[Input]

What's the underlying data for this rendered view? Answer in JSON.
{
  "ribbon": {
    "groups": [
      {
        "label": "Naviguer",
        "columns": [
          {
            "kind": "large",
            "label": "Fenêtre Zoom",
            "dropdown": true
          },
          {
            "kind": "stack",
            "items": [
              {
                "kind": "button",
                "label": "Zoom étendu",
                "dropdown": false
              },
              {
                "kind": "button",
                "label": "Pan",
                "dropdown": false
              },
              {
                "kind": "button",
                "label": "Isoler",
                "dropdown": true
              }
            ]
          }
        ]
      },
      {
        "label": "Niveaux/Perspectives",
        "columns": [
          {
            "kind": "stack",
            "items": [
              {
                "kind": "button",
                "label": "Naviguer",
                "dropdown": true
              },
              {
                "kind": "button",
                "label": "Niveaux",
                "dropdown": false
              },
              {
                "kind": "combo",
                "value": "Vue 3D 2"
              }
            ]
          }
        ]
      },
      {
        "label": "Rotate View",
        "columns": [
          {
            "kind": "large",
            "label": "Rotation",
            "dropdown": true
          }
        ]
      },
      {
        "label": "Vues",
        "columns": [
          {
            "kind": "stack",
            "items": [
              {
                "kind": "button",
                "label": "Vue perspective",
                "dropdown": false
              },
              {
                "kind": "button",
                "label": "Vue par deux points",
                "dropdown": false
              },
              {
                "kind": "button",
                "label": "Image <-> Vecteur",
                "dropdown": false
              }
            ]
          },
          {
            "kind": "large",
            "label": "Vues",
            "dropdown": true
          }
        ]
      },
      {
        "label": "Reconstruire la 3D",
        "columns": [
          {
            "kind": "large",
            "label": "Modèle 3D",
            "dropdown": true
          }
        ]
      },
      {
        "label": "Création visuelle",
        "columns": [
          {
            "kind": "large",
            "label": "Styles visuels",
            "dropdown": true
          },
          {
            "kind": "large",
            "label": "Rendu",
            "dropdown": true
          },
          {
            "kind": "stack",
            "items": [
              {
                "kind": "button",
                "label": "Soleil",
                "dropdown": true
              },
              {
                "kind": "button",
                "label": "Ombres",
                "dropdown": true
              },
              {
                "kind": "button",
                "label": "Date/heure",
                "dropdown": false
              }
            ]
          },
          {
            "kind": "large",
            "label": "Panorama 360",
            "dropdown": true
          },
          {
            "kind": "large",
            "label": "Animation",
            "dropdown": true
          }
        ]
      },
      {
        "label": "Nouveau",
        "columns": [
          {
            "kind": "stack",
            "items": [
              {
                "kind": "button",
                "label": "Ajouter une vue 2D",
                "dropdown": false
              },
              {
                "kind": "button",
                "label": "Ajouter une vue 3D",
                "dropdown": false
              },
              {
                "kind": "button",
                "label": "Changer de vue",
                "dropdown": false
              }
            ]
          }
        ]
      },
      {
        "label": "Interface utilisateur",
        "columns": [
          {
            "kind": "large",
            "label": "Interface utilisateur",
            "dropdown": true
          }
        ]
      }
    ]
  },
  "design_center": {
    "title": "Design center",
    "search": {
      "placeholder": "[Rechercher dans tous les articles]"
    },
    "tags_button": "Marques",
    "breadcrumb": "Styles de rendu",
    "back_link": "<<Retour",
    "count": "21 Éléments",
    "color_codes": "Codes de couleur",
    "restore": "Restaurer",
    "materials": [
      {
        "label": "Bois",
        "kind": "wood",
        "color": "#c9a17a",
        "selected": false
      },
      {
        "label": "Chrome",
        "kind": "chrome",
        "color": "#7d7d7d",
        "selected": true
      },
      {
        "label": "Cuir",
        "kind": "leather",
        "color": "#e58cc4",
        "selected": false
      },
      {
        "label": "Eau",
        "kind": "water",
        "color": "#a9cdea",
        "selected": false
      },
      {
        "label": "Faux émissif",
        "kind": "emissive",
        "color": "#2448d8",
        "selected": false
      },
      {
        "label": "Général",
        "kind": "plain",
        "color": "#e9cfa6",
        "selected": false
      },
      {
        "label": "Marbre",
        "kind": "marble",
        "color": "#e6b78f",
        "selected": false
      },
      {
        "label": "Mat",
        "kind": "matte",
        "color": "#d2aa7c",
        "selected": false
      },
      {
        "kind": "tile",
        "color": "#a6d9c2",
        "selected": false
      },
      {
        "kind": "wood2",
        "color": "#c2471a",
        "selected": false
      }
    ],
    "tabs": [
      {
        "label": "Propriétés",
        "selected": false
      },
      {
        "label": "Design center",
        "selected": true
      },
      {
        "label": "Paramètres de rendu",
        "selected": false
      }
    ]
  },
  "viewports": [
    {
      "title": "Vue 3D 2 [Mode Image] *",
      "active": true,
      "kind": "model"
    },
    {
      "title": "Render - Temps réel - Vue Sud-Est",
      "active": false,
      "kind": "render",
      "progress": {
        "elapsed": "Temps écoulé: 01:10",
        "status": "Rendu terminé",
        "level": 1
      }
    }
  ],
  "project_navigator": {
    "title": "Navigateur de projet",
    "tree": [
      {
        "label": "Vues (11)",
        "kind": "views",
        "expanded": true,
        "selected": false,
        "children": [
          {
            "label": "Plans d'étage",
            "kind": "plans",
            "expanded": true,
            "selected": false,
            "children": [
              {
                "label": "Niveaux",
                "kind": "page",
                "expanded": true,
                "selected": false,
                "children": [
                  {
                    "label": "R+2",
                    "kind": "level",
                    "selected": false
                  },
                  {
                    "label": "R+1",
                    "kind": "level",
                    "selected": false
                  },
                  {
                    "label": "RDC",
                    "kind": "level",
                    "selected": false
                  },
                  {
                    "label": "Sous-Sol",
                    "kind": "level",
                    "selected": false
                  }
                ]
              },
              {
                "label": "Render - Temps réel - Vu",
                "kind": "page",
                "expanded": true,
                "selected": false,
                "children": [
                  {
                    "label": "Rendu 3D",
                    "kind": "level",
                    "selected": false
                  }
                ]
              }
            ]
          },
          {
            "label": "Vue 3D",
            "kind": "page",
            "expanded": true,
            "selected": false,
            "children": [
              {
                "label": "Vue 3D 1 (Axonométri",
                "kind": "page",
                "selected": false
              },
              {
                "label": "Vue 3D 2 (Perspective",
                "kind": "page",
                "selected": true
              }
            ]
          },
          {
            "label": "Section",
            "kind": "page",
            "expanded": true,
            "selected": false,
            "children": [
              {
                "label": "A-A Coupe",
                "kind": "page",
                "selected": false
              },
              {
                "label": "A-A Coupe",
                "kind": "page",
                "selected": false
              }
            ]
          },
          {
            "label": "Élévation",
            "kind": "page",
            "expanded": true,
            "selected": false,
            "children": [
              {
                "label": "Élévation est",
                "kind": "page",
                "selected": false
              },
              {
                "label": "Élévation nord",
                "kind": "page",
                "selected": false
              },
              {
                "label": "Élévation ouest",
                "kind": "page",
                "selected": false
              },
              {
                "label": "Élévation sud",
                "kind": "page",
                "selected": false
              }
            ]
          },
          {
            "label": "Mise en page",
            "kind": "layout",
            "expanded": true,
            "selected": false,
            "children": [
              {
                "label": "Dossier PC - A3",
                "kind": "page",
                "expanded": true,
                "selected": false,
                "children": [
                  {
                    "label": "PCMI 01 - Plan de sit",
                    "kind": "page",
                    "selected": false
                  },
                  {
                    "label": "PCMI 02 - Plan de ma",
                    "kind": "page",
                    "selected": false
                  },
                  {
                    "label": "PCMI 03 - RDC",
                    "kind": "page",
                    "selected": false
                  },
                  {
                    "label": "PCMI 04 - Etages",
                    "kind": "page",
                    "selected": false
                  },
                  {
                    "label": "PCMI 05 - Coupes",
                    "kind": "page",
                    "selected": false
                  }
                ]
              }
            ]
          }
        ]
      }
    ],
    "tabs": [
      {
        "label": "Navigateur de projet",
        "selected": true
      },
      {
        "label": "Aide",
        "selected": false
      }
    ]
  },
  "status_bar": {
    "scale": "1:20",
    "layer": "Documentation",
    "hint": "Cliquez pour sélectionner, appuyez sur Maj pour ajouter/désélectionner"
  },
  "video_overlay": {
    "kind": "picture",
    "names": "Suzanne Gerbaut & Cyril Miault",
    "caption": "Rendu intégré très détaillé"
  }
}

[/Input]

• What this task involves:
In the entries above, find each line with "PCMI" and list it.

• Solved exercise:
                    "label": "PCMI 01 - Plan de sit",
                    "label": "PCMI 02 - Plan de ma",
                    "label": "PCMI 03 - RDC",
                    "label": "PCMI 04 - Etages",
                    "label": "PCMI 05 - Coupes",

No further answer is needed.